'Gannon's book contains a mass of utterly fascinating and largely unknown material about an immensely important wartime project, and is very welcome indeed.' Brian Rendell, TES
In 1940, almost a year after the outbreak of the Second World war, Allied radio operators at an interception station in South London began picking up messages in a strange new code. Using science, maths, innovation and improvisation Bletchley Park codebreakers worked furiously to invent a machine to decipher what turned out to be the secrets of Nazi high command. It was called Colossus.

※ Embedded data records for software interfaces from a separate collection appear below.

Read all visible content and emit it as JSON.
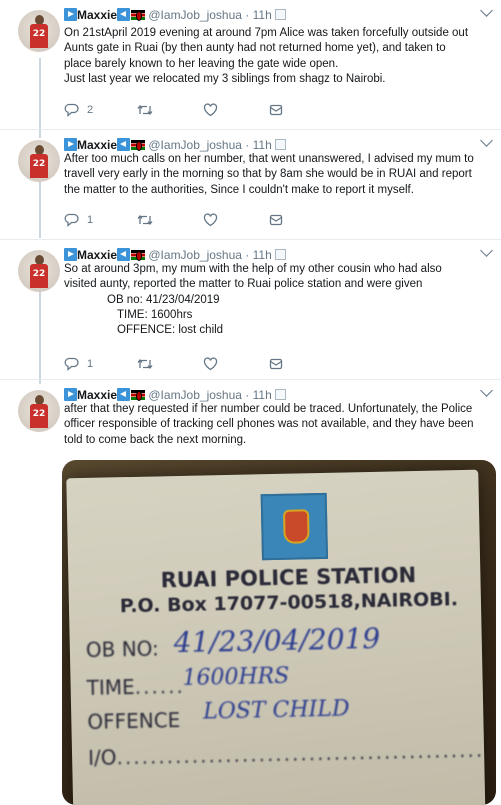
{
  "tweets": [
    {
      "name": "Maxxie",
      "handle": "@IamJob_joshua",
      "separator": "·",
      "time": "11h",
      "lines": [
        "On 21stApril 2019 evening at around 7pm Alice was taken forcefully outside out",
        "Aunts gate in Ruai (by then aunty had not returned home yet), and taken to",
        "place barely known to her leaving the gate wide open.",
        "Just last year we relocated my 3 siblings from shagz to Nairobi."
      ],
      "reply_count": "2",
      "retweet_count": "",
      "like_count": ""
    },
    {
      "name": "Maxxie",
      "handle": "@IamJob_joshua",
      "separator": "·",
      "time": "11h",
      "lines": [
        "After too much calls on her number, that went unanswered, I advised my mum to",
        "travell very early in the morning so that by 8am she would be in RUAI and report",
        "the matter to the authorities, Since  I couldn't make to report it myself."
      ],
      "reply_count": "1",
      "retweet_count": "",
      "like_count": ""
    },
    {
      "name": "Maxxie",
      "handle": "@IamJob_joshua",
      "separator": "·",
      "time": "11h",
      "lines": [
        "So at around 3pm, my mum with the help of my other cousin who had also",
        "visited aunty, reported the matter to Ruai police station and were given"
      ],
      "ob_lines": [
        "OB no: 41/23/04/2019",
        "TIME: 1600hrs",
        "OFFENCE: lost child"
      ],
      "reply_count": "1",
      "retweet_count": "",
      "like_count": ""
    },
    {
      "name": "Maxxie",
      "handle": "@IamJob_joshua",
      "separator": "·",
      "time": "11h",
      "lines": [
        "after that they requested if her number could be traced. Unfortunately, the Police",
        "officer responsible of tracking cell phones was not available, and they have been",
        "told to come back the next morning."
      ]
    }
  ],
  "photo": {
    "station": "RUAI POLICE STATION",
    "address": "P.O. Box 17077-00518,NAIROBI.",
    "ob_label": "OB NO:",
    "ob_value": "41/23/04/2019",
    "time_label": "TIME",
    "time_value": "1600HRS",
    "offence_label": "OFFENCE",
    "offence_value": "LOST CHILD",
    "io_label": "I/O"
  },
  "colors": {
    "accent": "#3b94d9",
    "text": "#14171a",
    "muted": "#657786",
    "divider": "#e6ecf0"
  },
  "icons": [
    "reply-icon",
    "retweet-icon",
    "like-icon",
    "message-icon",
    "chevron-down-icon"
  ]
}
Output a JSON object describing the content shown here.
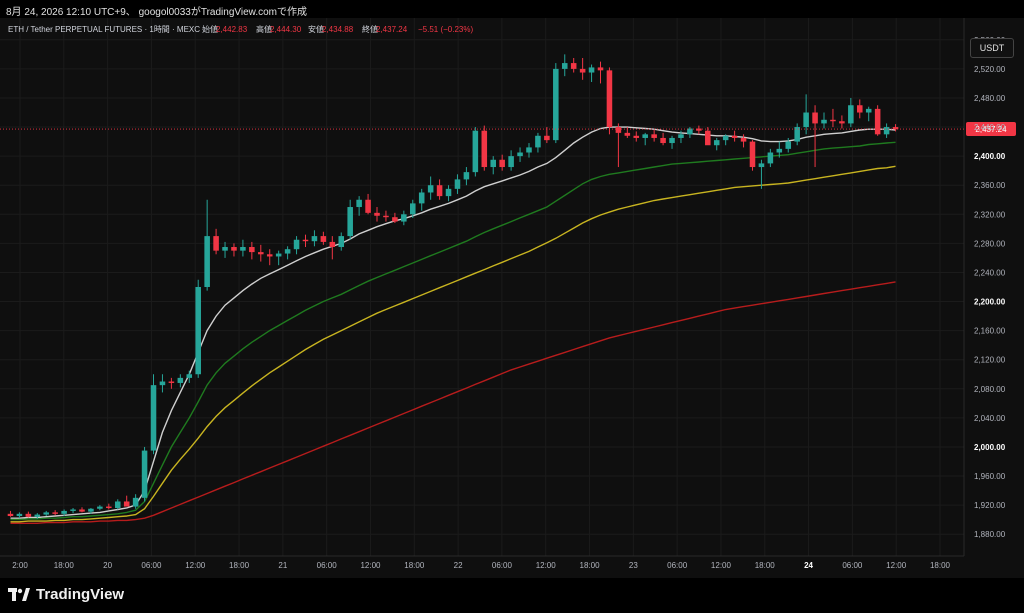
{
  "header": {
    "title": "8月 24, 2026 12:10 UTC+9、 googol0033がTradingView.comで作成"
  },
  "legend": {
    "symbol": "ETH / Tether PERPETUAL FUTURES · 1時間 · MEXC",
    "open_label": "始値",
    "open": "2,442.83",
    "high_label": "高値",
    "high": "2,444.30",
    "low_label": "安値",
    "low": "2,434.88",
    "close_label": "終値",
    "close": "2,437.24",
    "change": "−5.51 (−0.23%)"
  },
  "currency_button": "USDT",
  "brand": "TradingView",
  "colors": {
    "up": "#26a69a",
    "down": "#f23645",
    "ma_white": "#cfcfcf",
    "ma_green": "#1f7a1f",
    "ma_yellow": "#c8b420",
    "ma_red": "#b71c1c",
    "price_line": "#f23645"
  },
  "chart_data": {
    "type": "candlestick",
    "y_axis": {
      "range": [
        1850,
        2590
      ],
      "ticks": [
        "2,560.00",
        "2,520.00",
        "2,480.00",
        "2,440.00",
        "2,400.00",
        "2,360.00",
        "2,320.00",
        "2,280.00",
        "2,240.00",
        "2,200.00",
        "2,160.00",
        "2,120.00",
        "2,080.00",
        "2,040.00",
        "2,000.00",
        "1,960.00",
        "1,920.00",
        "1,880.00"
      ],
      "bold_ticks": [
        "2,400.00",
        "2,200.00",
        "2,000.00"
      ],
      "current_price_label": "2,437.24",
      "current_price": 2437.24
    },
    "x_axis": {
      "ticks": [
        "2:00",
        "18:00",
        "20",
        "06:00",
        "12:00",
        "18:00",
        "21",
        "06:00",
        "12:00",
        "18:00",
        "22",
        "06:00",
        "12:00",
        "18:00",
        "23",
        "06:00",
        "12:00",
        "18:00",
        "24",
        "06:00",
        "12:00",
        "18:00"
      ],
      "bold_ticks": [
        "24"
      ]
    },
    "candles": [
      [
        1908,
        1912,
        1904,
        1905
      ],
      [
        1905,
        1910,
        1902,
        1908
      ],
      [
        1908,
        1911,
        1903,
        1904
      ],
      [
        1904,
        1909,
        1901,
        1907
      ],
      [
        1907,
        1912,
        1905,
        1910
      ],
      [
        1910,
        1913,
        1906,
        1908
      ],
      [
        1908,
        1914,
        1905,
        1912
      ],
      [
        1912,
        1916,
        1909,
        1914
      ],
      [
        1914,
        1917,
        1910,
        1911
      ],
      [
        1911,
        1916,
        1908,
        1915
      ],
      [
        1915,
        1920,
        1913,
        1918
      ],
      [
        1918,
        1922,
        1914,
        1916
      ],
      [
        1916,
        1928,
        1914,
        1925
      ],
      [
        1925,
        1933,
        1920,
        1918
      ],
      [
        1918,
        1935,
        1915,
        1930
      ],
      [
        1930,
        2000,
        1925,
        1995
      ],
      [
        1995,
        2100,
        1990,
        2085
      ],
      [
        2085,
        2100,
        2075,
        2090
      ],
      [
        2090,
        2095,
        2080,
        2088
      ],
      [
        2088,
        2100,
        2082,
        2095
      ],
      [
        2095,
        2105,
        2088,
        2100
      ],
      [
        2100,
        2230,
        2095,
        2220
      ],
      [
        2220,
        2340,
        2215,
        2290
      ],
      [
        2290,
        2300,
        2265,
        2270
      ],
      [
        2270,
        2282,
        2260,
        2275
      ],
      [
        2275,
        2280,
        2262,
        2270
      ],
      [
        2270,
        2285,
        2262,
        2275
      ],
      [
        2275,
        2282,
        2258,
        2268
      ],
      [
        2268,
        2278,
        2255,
        2265
      ],
      [
        2265,
        2272,
        2250,
        2262
      ],
      [
        2262,
        2270,
        2250,
        2266
      ],
      [
        2266,
        2276,
        2258,
        2272
      ],
      [
        2272,
        2290,
        2265,
        2285
      ],
      [
        2285,
        2292,
        2275,
        2283
      ],
      [
        2283,
        2298,
        2276,
        2290
      ],
      [
        2290,
        2296,
        2278,
        2282
      ],
      [
        2282,
        2290,
        2258,
        2275
      ],
      [
        2275,
        2295,
        2270,
        2290
      ],
      [
        2290,
        2340,
        2285,
        2330
      ],
      [
        2330,
        2345,
        2318,
        2340
      ],
      [
        2340,
        2348,
        2320,
        2322
      ],
      [
        2322,
        2330,
        2310,
        2318
      ],
      [
        2318,
        2325,
        2310,
        2316
      ],
      [
        2316,
        2322,
        2308,
        2310
      ],
      [
        2310,
        2325,
        2305,
        2320
      ],
      [
        2320,
        2340,
        2315,
        2335
      ],
      [
        2335,
        2355,
        2325,
        2350
      ],
      [
        2350,
        2372,
        2340,
        2360
      ],
      [
        2360,
        2368,
        2340,
        2345
      ],
      [
        2345,
        2360,
        2338,
        2355
      ],
      [
        2355,
        2375,
        2348,
        2368
      ],
      [
        2368,
        2385,
        2360,
        2378
      ],
      [
        2378,
        2440,
        2372,
        2435
      ],
      [
        2435,
        2442,
        2380,
        2385
      ],
      [
        2385,
        2400,
        2375,
        2395
      ],
      [
        2395,
        2402,
        2380,
        2385
      ],
      [
        2385,
        2408,
        2380,
        2400
      ],
      [
        2400,
        2412,
        2392,
        2405
      ],
      [
        2405,
        2418,
        2398,
        2412
      ],
      [
        2412,
        2432,
        2405,
        2428
      ],
      [
        2428,
        2440,
        2418,
        2422
      ],
      [
        2422,
        2528,
        2418,
        2520
      ],
      [
        2520,
        2540,
        2510,
        2528
      ],
      [
        2528,
        2535,
        2515,
        2520
      ],
      [
        2520,
        2535,
        2505,
        2515
      ],
      [
        2515,
        2526,
        2502,
        2522
      ],
      [
        2522,
        2530,
        2500,
        2518
      ],
      [
        2518,
        2522,
        2430,
        2440
      ],
      [
        2440,
        2445,
        2385,
        2432
      ],
      [
        2432,
        2440,
        2425,
        2428
      ],
      [
        2428,
        2434,
        2420,
        2425
      ],
      [
        2425,
        2432,
        2415,
        2430
      ],
      [
        2430,
        2436,
        2420,
        2425
      ],
      [
        2425,
        2432,
        2415,
        2418
      ],
      [
        2418,
        2428,
        2410,
        2425
      ],
      [
        2425,
        2435,
        2418,
        2430
      ],
      [
        2430,
        2440,
        2425,
        2438
      ],
      [
        2438,
        2442,
        2430,
        2435
      ],
      [
        2435,
        2440,
        2420,
        2415
      ],
      [
        2415,
        2425,
        2408,
        2422
      ],
      [
        2422,
        2430,
        2415,
        2428
      ],
      [
        2428,
        2435,
        2420,
        2425
      ],
      [
        2425,
        2430,
        2412,
        2420
      ],
      [
        2420,
        2422,
        2380,
        2385
      ],
      [
        2385,
        2395,
        2355,
        2390
      ],
      [
        2390,
        2410,
        2385,
        2405
      ],
      [
        2405,
        2420,
        2398,
        2410
      ],
      [
        2410,
        2425,
        2405,
        2420
      ],
      [
        2420,
        2445,
        2415,
        2440
      ],
      [
        2440,
        2485,
        2430,
        2460
      ],
      [
        2460,
        2470,
        2385,
        2445
      ],
      [
        2445,
        2460,
        2438,
        2450
      ],
      [
        2450,
        2465,
        2440,
        2448
      ],
      [
        2448,
        2456,
        2438,
        2445
      ],
      [
        2445,
        2480,
        2440,
        2470
      ],
      [
        2470,
        2478,
        2452,
        2460
      ],
      [
        2460,
        2468,
        2448,
        2465
      ],
      [
        2465,
        2470,
        2428,
        2430
      ],
      [
        2430,
        2445,
        2425,
        2440
      ],
      [
        2440,
        2444,
        2434,
        2437
      ]
    ],
    "moving_averages": [
      {
        "color": "#cfcfcf",
        "values": [
          1902,
          1902,
          1903,
          1903,
          1904,
          1905,
          1906,
          1907,
          1908,
          1909,
          1910,
          1912,
          1914,
          1916,
          1920,
          1940,
          1980,
          2020,
          2050,
          2075,
          2100,
          2130,
          2160,
          2180,
          2195,
          2205,
          2215,
          2224,
          2232,
          2238,
          2244,
          2250,
          2256,
          2262,
          2267,
          2272,
          2276,
          2280,
          2286,
          2293,
          2298,
          2303,
          2307,
          2311,
          2314,
          2318,
          2322,
          2327,
          2331,
          2335,
          2340,
          2345,
          2352,
          2358,
          2362,
          2366,
          2370,
          2374,
          2379,
          2385,
          2390,
          2398,
          2408,
          2418,
          2426,
          2433,
          2438,
          2440,
          2440,
          2440,
          2439,
          2438,
          2437,
          2435,
          2433,
          2432,
          2431,
          2430,
          2429,
          2428,
          2428,
          2427,
          2426,
          2424,
          2421,
          2420,
          2420,
          2421,
          2423,
          2426,
          2428,
          2430,
          2431,
          2432,
          2434,
          2436,
          2437,
          2437,
          2437,
          2436
        ]
      },
      {
        "color": "#1f7a1f",
        "values": [
          1900,
          1900,
          1901,
          1901,
          1902,
          1902,
          1903,
          1904,
          1904,
          1905,
          1906,
          1907,
          1908,
          1910,
          1913,
          1925,
          1950,
          1975,
          2000,
          2020,
          2040,
          2062,
          2085,
          2102,
          2115,
          2125,
          2135,
          2144,
          2152,
          2160,
          2167,
          2174,
          2181,
          2188,
          2194,
          2200,
          2205,
          2210,
          2216,
          2222,
          2228,
          2233,
          2238,
          2243,
          2248,
          2253,
          2258,
          2263,
          2268,
          2273,
          2278,
          2283,
          2289,
          2295,
          2300,
          2305,
          2310,
          2315,
          2320,
          2325,
          2330,
          2338,
          2346,
          2354,
          2362,
          2368,
          2372,
          2375,
          2377,
          2379,
          2381,
          2383,
          2385,
          2387,
          2389,
          2390,
          2391,
          2392,
          2393,
          2394,
          2395,
          2396,
          2397,
          2398,
          2399,
          2400,
          2401,
          2402,
          2404,
          2406,
          2408,
          2410,
          2411,
          2412,
          2413,
          2414,
          2416,
          2417,
          2418,
          2419
        ]
      },
      {
        "color": "#c8b420",
        "values": [
          1897,
          1897,
          1898,
          1898,
          1898,
          1899,
          1899,
          1900,
          1900,
          1901,
          1902,
          1903,
          1904,
          1905,
          1907,
          1915,
          1932,
          1950,
          1968,
          1983,
          1997,
          2012,
          2028,
          2042,
          2054,
          2064,
          2074,
          2084,
          2093,
          2102,
          2110,
          2118,
          2126,
          2134,
          2141,
          2148,
          2154,
          2160,
          2166,
          2172,
          2178,
          2184,
          2189,
          2194,
          2199,
          2204,
          2209,
          2214,
          2219,
          2224,
          2229,
          2234,
          2239,
          2244,
          2249,
          2254,
          2259,
          2264,
          2269,
          2275,
          2281,
          2287,
          2294,
          2301,
          2308,
          2314,
          2319,
          2323,
          2327,
          2330,
          2333,
          2336,
          2339,
          2341,
          2343,
          2345,
          2347,
          2349,
          2351,
          2353,
          2355,
          2357,
          2358,
          2359,
          2360,
          2361,
          2362,
          2363,
          2365,
          2367,
          2369,
          2371,
          2373,
          2375,
          2377,
          2379,
          2381,
          2383,
          2384,
          2386
        ]
      },
      {
        "color": "#b71c1c",
        "values": [
          1895,
          1895,
          1895,
          1895,
          1896,
          1896,
          1896,
          1897,
          1897,
          1897,
          1898,
          1898,
          1899,
          1899,
          1900,
          1902,
          1906,
          1911,
          1916,
          1921,
          1926,
          1931,
          1936,
          1941,
          1946,
          1951,
          1956,
          1961,
          1966,
          1971,
          1976,
          1981,
          1986,
          1991,
          1996,
          2001,
          2006,
          2011,
          2016,
          2021,
          2026,
          2031,
          2036,
          2041,
          2046,
          2051,
          2056,
          2061,
          2066,
          2071,
          2076,
          2081,
          2086,
          2091,
          2096,
          2101,
          2106,
          2110,
          2114,
          2118,
          2122,
          2126,
          2130,
          2134,
          2138,
          2142,
          2146,
          2150,
          2153,
          2156,
          2159,
          2162,
          2165,
          2168,
          2171,
          2174,
          2177,
          2180,
          2183,
          2186,
          2189,
          2191,
          2193,
          2195,
          2197,
          2199,
          2201,
          2203,
          2205,
          2207,
          2209,
          2211,
          2213,
          2215,
          2217,
          2219,
          2221,
          2223,
          2225,
          2227
        ]
      }
    ]
  }
}
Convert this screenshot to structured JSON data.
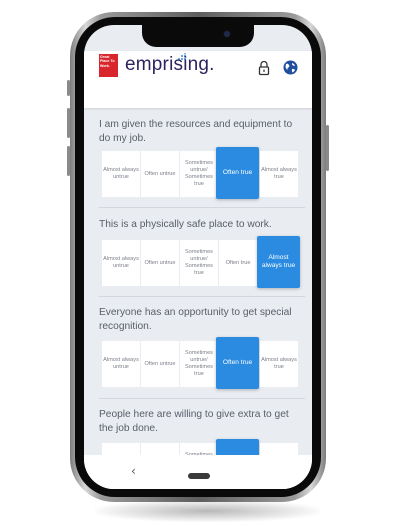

What these codebreakers didn't realize was that they had to fashion the world's first true computer. When the war ended, this incredible invention was dismantled and hidden away for almost 50 years. Paul Gannon has pieced together the tremendous story of what is now recognized as the greatest secret of Bletchley Park.